Rahelinirina S.,Pasteur Institute of Madagascar |
Michault A.,University of Reunion Island |
Rajerison M.,Pasteur Institute of Madagascar |
And 3 more authors.
PLoS ONE | Year: 2015
Background: Leptospirosis is a widespread but underreported cause of morbidity and mortality. It has rarely been reported in either humans or animals in Madagascar. Methods: We conducted a cross-sectional survey of the inhabitants in Moramanga, Madagascar, in June 2011, to estimate the prevalence of human infection using the microscopic agglutination test (MAT). This activity was carried out as part of a workshop implemented by the Pasteur Institute of Madagascar, focusing on surveillance with a one week field study and targeting the health staff of the district level. Results: In total, we sampled 678 inhabitants from 263 households. The sex ratio (M/F) was 0.65 and the mean age 26.7 years. We obtained a value of 2.9% for the first recorded seroprevalence of this disease in the human community of Moramanga. Questionnaire responses revealed frequent contacts between humans and rodents in Moramanga. However, activities involving cattle were identified as a risk factor significantly associated with seropositivity (OR=3). Conclusion: Leptospirosis remains a neglected disease in Madagascar. This study highlights the need to quantify the public health impact of this neglected disease in a more large scale, in all the country and to establish point-of-care laboratories in remote areas. © 2015 Ratsitorahina et al.
Trape J.-F.,Institute Of Recherche Pour Le Developpement |
Trape J.-F.,Aix - Marseille University |
Tall A.,Pasteur Institute |
Diagne N.,Institute Of Recherche Pour Le Developpement |
And 23 more authors.
The Lancet Infectious Diseases | Year: 2011

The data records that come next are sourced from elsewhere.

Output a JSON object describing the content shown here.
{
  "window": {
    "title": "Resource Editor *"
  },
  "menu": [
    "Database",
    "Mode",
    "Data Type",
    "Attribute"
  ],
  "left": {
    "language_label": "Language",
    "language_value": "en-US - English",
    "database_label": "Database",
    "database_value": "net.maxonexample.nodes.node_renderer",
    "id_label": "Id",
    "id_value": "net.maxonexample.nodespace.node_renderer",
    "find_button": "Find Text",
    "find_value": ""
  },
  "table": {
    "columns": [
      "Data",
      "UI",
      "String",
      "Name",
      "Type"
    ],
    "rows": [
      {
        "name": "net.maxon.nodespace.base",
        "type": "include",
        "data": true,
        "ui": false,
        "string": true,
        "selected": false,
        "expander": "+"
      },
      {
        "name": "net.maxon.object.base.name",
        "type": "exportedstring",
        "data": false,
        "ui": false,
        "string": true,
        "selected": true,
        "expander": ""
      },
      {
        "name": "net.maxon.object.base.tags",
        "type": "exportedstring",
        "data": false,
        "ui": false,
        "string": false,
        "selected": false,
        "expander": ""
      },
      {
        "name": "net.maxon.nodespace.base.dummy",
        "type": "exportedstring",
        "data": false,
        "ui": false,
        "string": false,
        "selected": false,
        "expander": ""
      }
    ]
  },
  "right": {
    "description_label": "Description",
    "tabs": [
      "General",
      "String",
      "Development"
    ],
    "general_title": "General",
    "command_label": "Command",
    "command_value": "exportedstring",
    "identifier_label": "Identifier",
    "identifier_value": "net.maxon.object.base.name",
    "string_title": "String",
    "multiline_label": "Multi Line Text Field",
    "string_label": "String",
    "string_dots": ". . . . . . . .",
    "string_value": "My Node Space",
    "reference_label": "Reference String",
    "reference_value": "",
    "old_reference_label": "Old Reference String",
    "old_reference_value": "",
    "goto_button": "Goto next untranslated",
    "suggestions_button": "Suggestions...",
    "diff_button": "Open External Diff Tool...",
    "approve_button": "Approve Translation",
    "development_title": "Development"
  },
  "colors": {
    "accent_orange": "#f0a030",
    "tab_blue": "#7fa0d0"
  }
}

Background: Substantial reductions in malaria have been reported in several African countries after distribution of insecticide-treated bednets and the use of artemisinin-based combination therapies (ACTs). Our aim was to assess the effect of these policies on malaria morbidity, mosquito populations, and asymptomatic infections in a west African rural population. Methods: We did a longitudinal study of inhabitants of Dielmo village, Senegal, between January, 2007, and December, 2010. We monitored the inhabitants for fever during this period and we treated malaria attacks with artesunate plus amodiaquine. In July, 2008, we offered longlasting insecticide (deltamethrin)-treated nets (LLINs) to all villagers. We did monthly night collections of mosquitoes during the whole study period, and we assessed asymptomatic carriage from cross-sectional surveys. Our statistical analyses were by negative binomial regression, logistic regression, and binomial or Fisher exact test. Findings: There were 464 clinical malaria attacks attributable to Plasmodium falciparum during 17 858 person-months of follow-up. The incidence density of malaria attacks averaged 5·45 (95% CI 4·90-6·05) per 100 person-months between January, 2007, and July, 2008, before the distribution of LLINs. Incidence density decreased to 0·41 (0·29-0·55) between August, 2008, and August, 2010, but increased back to 4·57 (3·54-5·82) between September and December, 2010-ie, 27-30 months after the distribution of LLINs. The rebound of malaria attacks were highest in adults and children aged 10 years or older: 45 (63%) of 71 malaria attacks recorded in 2010 compared with 126 (33%) of 384 in 2007 and 2008 (p<0·0001). 37% of Anopheles gambiae mosquitoes were resistant to deltamethrin in 2010, and the prevalence of the Leu1014Phe kdr resistance mutation increased from 8% in 2007 to 48% in 2010 (p=0·0009). Interpretation: Increasing pyrethroid resistance of A gambiae and increasing susceptibility of older children and adults, probably due to decreasing immunity, caused the rebound and age shift of malaria morbidity. Strategies to address the problem of insecticide resistance and to mitigate its effects must be urgently defined and implemented. Funding: Institut de Recherche pour le Développement and the Pasteur Institute of Dakar. © 2011 Elsevier Ltd.